[[image:Lock cylinder 5411-2.jpg|250px]]
New lock cylinders are only £1 or so for basic ones, so rekeying is
*making master keyed locks
making identically keyed locks
*rekeying higher cost cylinders
rekeying cylinders when you have many identical keys with no usable
cylinder(s) for them.
The process takes around 5 minutes for pin reversal rekeying, or upto
10 if making a lock fit an existing set of [[Key cutting|keys]].
[[image:Lock cylinder pins 5412-2.jpg|250px]]
How a lock cylinder works: the right key raises all the pins to the
height at which the break in each pin stack lines up with the key
barrel/body shear line, and the key barrel can thus rotate.
Remove the capping strip on top of the pins. Exactly how varies with
the lock: most capping strips can just be levered off, sometimes the
sides bent over them can be bent back.
Keep the cylinder upright so the many pingfckits don't fall out. Cover
them all with a finger, and turn the cylinder upside down while you've
uncovered one pin stack at a time, so they come out in a known order.
Put them on cardboard on a level plate, the cardboard ridges keep the
pin stacks in order, and the raised plate edges stop them rolling
away. Don't lose any of the pingfckits.
Put the pin stacks back in their new order. Its vital to know how the
order has been changed, or you won't be able to cut a new key or match
an existing key to the lock. The rounded end of each pin is the end
that lands on the key.
When cutting new keys, going from 12345 to 54321 is the easiest change
when it comes to [[key cutting]], as they keys can simply be
[[clamp]]ed together in opposite directions.
When fitting a lock to existing keys, insert the key, and for each pin
hole, test pins to see which works with the key. You'll usually need a
2nd lock for more donor pins to suit. You'll notice that any pin equal
to or shorter than needed will let the thing turn if its dropped in on
its own, but once the rest of the pin stack is fitted, only the right
length pin will work.
[[image:Lock cylinder wired shut 5413-2.jpg|250px]]

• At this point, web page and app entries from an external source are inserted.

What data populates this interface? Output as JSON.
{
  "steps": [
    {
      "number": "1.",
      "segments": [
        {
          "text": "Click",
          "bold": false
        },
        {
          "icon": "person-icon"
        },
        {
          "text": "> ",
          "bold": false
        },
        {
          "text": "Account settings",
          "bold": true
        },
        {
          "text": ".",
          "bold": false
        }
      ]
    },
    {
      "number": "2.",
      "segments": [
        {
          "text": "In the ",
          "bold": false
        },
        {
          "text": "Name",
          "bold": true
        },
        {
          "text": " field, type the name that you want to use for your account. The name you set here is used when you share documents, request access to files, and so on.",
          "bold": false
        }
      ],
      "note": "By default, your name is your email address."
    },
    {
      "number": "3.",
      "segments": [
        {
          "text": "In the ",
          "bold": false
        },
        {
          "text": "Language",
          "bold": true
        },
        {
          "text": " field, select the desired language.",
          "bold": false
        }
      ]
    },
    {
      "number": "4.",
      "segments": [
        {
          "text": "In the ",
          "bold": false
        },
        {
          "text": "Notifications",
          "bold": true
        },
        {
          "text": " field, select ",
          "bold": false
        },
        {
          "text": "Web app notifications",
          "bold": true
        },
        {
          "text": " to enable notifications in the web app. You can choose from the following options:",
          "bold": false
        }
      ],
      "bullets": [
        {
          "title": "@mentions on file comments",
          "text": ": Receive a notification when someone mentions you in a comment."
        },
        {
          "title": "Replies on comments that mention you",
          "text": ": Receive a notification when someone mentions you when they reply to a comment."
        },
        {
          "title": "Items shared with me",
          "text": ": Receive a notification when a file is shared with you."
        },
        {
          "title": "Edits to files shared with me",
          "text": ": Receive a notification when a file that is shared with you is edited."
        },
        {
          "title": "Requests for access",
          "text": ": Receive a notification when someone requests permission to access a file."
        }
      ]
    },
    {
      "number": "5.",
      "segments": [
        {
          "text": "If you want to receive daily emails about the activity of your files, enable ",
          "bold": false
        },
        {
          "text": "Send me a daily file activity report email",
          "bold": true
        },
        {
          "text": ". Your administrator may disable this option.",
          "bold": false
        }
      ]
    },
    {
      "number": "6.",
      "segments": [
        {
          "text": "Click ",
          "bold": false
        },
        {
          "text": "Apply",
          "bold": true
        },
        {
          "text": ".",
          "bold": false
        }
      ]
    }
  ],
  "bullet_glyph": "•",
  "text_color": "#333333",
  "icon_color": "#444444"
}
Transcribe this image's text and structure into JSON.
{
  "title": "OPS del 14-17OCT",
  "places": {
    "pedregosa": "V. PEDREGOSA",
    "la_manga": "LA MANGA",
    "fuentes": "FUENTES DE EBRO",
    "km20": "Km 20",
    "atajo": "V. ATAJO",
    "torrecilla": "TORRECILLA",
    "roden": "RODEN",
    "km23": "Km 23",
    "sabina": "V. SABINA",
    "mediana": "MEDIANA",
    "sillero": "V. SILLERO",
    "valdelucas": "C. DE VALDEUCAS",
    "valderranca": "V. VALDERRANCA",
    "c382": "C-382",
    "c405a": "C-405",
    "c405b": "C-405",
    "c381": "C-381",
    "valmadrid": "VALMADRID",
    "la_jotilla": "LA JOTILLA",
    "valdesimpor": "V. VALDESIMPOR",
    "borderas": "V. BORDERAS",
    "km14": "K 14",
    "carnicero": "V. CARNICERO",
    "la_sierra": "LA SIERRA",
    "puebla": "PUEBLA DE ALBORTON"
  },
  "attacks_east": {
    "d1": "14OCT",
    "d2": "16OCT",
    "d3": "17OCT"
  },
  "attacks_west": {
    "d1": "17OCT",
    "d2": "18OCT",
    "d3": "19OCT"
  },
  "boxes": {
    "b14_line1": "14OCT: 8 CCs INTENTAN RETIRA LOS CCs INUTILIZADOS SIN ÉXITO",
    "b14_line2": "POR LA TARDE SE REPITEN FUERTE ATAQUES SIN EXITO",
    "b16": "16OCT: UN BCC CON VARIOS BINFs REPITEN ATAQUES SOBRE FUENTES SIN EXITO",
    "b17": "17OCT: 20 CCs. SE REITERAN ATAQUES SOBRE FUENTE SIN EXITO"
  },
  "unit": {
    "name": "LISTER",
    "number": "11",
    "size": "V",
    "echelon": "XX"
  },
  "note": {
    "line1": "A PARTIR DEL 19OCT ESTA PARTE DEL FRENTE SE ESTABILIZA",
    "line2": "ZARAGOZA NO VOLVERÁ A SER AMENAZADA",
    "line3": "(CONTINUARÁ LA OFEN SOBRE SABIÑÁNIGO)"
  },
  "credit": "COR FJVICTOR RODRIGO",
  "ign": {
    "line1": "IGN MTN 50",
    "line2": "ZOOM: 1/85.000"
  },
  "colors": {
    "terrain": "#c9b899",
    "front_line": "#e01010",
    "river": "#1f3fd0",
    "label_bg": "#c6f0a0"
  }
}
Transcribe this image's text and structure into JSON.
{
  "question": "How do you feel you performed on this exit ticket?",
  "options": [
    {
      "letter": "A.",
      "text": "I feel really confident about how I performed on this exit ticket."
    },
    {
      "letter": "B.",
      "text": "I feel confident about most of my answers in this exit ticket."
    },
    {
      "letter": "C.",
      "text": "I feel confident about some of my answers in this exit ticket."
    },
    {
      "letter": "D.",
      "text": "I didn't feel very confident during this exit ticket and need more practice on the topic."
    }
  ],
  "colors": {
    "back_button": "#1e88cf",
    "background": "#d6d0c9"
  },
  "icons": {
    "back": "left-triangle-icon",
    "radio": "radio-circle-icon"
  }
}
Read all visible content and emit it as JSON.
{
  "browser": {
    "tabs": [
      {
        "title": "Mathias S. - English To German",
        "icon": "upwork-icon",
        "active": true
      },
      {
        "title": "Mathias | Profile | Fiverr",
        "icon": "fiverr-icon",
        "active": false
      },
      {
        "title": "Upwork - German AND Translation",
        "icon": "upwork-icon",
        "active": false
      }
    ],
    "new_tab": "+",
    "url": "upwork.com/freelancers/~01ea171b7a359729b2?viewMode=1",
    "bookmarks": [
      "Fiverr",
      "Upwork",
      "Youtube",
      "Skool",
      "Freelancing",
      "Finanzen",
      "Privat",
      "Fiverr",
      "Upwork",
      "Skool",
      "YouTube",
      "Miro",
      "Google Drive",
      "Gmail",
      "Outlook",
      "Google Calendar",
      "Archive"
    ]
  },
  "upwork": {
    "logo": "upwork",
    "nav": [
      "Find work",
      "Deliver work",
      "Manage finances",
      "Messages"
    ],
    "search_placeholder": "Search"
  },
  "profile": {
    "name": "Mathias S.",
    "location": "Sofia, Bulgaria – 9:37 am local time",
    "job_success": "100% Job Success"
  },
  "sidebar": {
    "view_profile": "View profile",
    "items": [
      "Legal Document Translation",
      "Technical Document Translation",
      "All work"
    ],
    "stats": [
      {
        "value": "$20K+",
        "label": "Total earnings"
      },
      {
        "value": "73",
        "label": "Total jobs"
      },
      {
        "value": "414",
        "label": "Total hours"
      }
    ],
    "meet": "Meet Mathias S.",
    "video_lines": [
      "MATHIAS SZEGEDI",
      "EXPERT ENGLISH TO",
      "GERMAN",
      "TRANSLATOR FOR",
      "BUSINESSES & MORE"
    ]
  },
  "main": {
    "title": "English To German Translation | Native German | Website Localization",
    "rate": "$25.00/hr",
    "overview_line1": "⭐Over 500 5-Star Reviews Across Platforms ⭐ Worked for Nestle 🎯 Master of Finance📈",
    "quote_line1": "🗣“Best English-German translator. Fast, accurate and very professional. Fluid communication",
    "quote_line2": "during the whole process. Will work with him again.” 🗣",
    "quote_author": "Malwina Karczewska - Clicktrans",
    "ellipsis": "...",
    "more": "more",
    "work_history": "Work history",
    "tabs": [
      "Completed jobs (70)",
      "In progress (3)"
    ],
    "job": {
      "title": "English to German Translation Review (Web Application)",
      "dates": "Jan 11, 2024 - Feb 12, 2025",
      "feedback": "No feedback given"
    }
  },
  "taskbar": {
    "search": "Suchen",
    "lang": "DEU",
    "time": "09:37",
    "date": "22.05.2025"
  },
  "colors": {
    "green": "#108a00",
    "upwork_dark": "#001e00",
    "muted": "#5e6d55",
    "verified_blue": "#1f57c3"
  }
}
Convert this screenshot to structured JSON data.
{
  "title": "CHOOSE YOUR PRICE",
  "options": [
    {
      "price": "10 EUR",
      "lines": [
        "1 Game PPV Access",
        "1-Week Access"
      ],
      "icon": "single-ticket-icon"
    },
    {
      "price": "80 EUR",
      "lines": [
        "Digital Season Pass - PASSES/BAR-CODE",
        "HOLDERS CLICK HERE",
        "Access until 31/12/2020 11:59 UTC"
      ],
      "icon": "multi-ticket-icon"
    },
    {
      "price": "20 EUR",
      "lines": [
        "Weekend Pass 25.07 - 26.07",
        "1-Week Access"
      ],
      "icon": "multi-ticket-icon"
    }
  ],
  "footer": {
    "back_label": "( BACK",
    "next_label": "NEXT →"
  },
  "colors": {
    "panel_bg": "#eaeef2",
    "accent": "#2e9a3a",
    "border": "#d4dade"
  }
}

Refit the capping strip. How this was attached originally varies
* sometimes the edge of the cylinder body is bent over it
the capping strip can be [[glue]]d over
* 0.45mm [[iron wire]] was used in the photo
If you've reversed the pin order, [[Key cutting|cut new keys]] to fit,
using the old key as a template. [[Clamp]] new and old keys like so
Measure from the shoulder to the first pin landing, mark this same
distance onto the new [[Key cutting|key blank]], and line this up with
the landing nearest the tip on the old key.
See [[Key cutting]] for full info.
How a master keyed scheme works (on an example 6 pin cylinder):
#pins 1-5 are the same pattern for all the locks
#pin stack 6 has 2 break points, one that differs for each lock, plus
one that's the same for all the locks.
#Keys that use the variable position breakpoint on pin 6 only open one
#Keys that use the identical position breakpoint on pin 6 open all the
Master keyed schemes are a good deal less secure for a given number of
pins than conventional keying. 5 pin cylinders aren't recommended for
To make a master type pin, cut a pin with a thin [[die grinder]] disc,
losing as little material as possible, and round off one end like the
existing pins. Deburr the cut top end.
These toddlerproof [[Category:Security|locks]] enable any adult that
knows what to do to open the lock, but prevents nuisance access by
toddlers. The locks can be opened easily with over 50% of random keys
that fit the keyway, or a small [[screwdriver]] etc. If you use a
[[Key cutting|1A keyway cylinder]], almost anyone can open it with
their own keys.
Old cylinders with no matching key are converted to toddlerproof locks
by removing all pins except the front-most one. If a random inserted
key doesn't work, pull it out a click and try again. Each key gives
you 5 or 6 goes.
* [[:Category:Security|More key & lock articles]]
* [[Key cutting]]
* [[Special:Categories|Wiki Subject Categories]]